Pull every line of the entries that has the word "kind".

Data extracted from a collection:
* * * * * * * * *
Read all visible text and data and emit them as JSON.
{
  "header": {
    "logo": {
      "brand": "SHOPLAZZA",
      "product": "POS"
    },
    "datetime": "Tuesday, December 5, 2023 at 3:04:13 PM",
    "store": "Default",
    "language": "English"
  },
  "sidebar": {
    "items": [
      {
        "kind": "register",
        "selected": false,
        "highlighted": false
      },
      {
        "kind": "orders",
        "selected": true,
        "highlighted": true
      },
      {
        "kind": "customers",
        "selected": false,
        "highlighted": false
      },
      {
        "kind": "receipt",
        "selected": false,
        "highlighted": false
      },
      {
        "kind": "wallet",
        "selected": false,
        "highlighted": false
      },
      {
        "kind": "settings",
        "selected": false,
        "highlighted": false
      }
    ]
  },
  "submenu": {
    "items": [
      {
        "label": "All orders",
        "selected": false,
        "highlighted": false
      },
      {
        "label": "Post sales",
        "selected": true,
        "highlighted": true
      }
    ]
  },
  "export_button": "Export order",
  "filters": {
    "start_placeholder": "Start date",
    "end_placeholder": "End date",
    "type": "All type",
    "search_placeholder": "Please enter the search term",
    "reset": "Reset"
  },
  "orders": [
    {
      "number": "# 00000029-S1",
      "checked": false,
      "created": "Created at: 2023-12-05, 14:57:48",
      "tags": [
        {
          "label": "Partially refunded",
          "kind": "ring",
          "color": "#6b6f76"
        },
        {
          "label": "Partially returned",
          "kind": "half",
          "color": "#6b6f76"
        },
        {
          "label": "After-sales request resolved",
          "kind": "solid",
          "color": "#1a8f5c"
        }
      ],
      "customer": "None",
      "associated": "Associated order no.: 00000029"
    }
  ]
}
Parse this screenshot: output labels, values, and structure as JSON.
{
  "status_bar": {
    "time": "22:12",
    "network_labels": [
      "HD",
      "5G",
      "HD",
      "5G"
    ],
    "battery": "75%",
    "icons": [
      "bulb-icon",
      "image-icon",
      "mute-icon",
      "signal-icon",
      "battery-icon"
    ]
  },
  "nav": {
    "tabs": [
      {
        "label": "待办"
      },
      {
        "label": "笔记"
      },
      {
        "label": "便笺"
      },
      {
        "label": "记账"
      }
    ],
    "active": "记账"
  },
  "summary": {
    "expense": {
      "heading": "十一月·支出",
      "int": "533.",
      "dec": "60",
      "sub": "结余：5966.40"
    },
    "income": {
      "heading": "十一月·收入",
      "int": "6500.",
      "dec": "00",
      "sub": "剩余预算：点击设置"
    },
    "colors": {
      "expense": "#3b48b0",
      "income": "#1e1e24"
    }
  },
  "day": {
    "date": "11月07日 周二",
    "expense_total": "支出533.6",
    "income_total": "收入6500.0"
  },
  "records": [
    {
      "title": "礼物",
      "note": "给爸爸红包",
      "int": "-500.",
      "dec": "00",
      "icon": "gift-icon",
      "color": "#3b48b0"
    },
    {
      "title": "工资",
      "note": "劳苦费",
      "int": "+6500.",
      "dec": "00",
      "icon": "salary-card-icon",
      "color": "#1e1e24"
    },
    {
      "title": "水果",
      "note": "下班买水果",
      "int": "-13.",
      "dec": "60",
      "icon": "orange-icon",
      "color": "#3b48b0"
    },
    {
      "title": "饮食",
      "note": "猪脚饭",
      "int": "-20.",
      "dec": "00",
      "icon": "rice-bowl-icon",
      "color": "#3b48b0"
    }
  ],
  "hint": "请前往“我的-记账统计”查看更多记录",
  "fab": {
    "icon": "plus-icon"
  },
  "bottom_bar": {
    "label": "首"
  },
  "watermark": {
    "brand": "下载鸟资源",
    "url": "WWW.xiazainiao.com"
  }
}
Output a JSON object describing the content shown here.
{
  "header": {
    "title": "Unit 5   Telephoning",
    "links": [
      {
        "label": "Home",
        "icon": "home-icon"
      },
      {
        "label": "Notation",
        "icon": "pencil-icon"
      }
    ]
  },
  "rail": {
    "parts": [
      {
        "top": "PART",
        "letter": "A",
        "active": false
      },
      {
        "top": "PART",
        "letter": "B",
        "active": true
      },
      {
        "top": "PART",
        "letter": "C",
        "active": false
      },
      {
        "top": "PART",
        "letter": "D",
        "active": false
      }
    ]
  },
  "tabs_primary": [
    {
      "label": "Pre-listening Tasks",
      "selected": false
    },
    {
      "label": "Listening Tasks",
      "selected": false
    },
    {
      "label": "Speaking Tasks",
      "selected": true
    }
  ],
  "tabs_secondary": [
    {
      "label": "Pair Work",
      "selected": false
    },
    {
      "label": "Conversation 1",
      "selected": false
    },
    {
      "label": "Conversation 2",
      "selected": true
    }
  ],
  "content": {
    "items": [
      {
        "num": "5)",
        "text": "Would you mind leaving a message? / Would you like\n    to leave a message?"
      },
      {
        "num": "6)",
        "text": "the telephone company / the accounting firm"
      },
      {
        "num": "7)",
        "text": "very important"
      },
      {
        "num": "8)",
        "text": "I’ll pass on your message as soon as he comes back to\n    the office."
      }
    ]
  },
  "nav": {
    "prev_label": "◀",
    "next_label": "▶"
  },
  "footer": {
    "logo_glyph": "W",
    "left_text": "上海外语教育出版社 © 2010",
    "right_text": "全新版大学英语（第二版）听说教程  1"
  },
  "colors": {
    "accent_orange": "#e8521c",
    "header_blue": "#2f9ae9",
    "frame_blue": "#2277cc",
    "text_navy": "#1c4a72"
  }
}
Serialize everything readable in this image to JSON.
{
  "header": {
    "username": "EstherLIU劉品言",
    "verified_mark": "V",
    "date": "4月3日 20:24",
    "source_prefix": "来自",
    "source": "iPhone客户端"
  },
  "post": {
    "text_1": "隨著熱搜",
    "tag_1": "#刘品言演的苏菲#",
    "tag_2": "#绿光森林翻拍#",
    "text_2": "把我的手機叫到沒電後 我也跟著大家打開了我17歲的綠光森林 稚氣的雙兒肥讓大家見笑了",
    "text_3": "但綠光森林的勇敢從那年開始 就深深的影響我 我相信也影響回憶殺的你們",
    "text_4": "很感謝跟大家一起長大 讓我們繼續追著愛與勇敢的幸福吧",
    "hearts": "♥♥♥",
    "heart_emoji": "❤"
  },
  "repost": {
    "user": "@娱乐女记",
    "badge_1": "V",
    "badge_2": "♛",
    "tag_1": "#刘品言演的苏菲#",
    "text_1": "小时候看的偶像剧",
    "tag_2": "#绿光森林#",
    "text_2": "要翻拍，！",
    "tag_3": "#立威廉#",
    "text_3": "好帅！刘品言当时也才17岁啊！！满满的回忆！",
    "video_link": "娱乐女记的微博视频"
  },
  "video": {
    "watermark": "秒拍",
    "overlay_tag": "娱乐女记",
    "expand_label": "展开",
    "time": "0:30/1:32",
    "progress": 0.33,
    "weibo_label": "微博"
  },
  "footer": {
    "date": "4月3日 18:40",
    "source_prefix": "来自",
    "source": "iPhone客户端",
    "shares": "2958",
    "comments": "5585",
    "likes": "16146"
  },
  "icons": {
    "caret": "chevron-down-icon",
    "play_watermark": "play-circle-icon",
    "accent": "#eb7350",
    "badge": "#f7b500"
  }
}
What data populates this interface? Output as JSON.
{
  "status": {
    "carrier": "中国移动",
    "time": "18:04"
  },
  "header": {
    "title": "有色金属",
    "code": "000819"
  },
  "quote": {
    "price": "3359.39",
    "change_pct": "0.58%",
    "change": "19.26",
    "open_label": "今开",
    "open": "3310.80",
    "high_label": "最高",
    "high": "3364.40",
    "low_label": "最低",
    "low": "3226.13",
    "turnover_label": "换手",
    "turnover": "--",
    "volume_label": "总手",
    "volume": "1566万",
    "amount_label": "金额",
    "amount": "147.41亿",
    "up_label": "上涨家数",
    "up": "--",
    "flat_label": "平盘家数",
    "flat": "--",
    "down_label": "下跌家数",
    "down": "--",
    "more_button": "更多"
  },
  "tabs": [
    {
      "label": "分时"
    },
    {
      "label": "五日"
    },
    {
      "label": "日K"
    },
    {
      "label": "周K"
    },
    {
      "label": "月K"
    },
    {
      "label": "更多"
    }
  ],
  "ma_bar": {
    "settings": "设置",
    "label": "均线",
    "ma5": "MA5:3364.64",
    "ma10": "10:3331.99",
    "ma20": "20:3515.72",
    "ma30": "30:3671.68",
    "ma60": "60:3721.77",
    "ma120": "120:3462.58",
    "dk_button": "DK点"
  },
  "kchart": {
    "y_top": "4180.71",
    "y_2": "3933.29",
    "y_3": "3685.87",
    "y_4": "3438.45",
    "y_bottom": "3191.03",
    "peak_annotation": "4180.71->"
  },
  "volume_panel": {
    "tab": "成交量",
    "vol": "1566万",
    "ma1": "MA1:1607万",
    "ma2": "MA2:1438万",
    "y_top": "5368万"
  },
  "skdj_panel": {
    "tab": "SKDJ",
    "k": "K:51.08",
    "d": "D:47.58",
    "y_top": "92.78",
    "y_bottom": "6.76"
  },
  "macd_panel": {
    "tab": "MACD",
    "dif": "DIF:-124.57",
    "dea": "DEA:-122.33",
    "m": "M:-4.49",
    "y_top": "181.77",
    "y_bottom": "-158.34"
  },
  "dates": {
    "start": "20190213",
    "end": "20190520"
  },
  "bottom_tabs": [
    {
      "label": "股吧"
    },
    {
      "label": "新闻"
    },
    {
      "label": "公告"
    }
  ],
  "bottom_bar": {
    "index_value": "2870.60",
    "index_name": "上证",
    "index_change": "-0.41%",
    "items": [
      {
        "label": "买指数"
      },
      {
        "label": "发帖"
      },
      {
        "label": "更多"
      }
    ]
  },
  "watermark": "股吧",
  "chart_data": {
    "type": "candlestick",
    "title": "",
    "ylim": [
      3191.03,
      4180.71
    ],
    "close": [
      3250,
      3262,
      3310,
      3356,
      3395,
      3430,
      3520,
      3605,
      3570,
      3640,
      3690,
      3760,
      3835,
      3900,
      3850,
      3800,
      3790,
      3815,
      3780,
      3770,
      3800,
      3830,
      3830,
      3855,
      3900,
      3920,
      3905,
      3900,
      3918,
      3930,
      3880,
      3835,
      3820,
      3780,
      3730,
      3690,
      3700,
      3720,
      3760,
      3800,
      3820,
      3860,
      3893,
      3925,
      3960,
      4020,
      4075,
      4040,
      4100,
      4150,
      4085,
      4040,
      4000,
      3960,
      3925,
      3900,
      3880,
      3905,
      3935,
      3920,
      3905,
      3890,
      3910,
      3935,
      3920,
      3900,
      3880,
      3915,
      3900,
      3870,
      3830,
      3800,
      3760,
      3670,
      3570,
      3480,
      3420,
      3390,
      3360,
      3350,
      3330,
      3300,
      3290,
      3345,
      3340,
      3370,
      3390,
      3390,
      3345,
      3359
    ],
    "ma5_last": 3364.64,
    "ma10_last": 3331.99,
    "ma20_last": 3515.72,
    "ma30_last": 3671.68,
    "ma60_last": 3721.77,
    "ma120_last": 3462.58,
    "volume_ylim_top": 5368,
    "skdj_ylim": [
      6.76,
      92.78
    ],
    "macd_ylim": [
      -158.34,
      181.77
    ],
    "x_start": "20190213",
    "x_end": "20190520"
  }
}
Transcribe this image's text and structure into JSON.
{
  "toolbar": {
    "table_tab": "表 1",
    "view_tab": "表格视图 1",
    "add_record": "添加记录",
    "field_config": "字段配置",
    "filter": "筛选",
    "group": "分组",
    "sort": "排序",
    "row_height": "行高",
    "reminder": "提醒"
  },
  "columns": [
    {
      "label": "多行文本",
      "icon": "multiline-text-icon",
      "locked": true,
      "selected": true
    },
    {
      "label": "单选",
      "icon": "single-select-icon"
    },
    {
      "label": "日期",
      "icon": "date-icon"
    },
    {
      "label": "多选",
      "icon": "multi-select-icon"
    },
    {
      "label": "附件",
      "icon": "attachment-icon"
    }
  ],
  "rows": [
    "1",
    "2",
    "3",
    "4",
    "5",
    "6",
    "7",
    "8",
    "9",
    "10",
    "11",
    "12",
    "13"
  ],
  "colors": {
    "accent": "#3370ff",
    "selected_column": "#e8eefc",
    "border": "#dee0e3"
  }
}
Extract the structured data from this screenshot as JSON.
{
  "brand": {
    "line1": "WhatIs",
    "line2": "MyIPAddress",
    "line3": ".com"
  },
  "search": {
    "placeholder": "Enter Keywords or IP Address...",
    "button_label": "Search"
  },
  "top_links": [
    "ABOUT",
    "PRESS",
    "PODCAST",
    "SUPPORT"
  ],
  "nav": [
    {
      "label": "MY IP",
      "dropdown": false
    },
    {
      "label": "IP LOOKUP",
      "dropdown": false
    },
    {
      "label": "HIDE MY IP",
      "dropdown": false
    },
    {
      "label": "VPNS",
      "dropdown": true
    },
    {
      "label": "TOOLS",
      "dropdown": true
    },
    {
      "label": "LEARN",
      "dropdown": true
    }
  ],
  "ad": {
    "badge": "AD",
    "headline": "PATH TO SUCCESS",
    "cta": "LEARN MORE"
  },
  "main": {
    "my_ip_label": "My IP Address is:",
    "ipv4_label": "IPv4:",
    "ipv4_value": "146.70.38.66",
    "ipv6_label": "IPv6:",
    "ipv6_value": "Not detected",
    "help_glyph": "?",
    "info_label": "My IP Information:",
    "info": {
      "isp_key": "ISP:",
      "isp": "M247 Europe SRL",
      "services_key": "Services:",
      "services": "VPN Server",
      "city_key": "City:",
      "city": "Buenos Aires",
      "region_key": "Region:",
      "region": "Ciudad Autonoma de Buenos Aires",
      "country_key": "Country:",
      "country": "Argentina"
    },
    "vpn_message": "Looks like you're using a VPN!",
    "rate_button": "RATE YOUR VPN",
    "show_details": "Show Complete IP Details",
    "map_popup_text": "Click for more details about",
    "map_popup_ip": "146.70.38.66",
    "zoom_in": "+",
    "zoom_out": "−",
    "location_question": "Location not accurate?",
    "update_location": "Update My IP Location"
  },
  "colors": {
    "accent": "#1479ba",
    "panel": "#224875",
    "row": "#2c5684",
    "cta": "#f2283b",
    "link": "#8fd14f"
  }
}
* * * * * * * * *
Exercise solution:
        "kind": "register",
        "kind": "orders",
        "kind": "customers",
        "kind": "receipt",
        "kind": "wallet",
        "kind": "settings",
          "kind": "ring",
          "kind": "half",
          "kind": "solid",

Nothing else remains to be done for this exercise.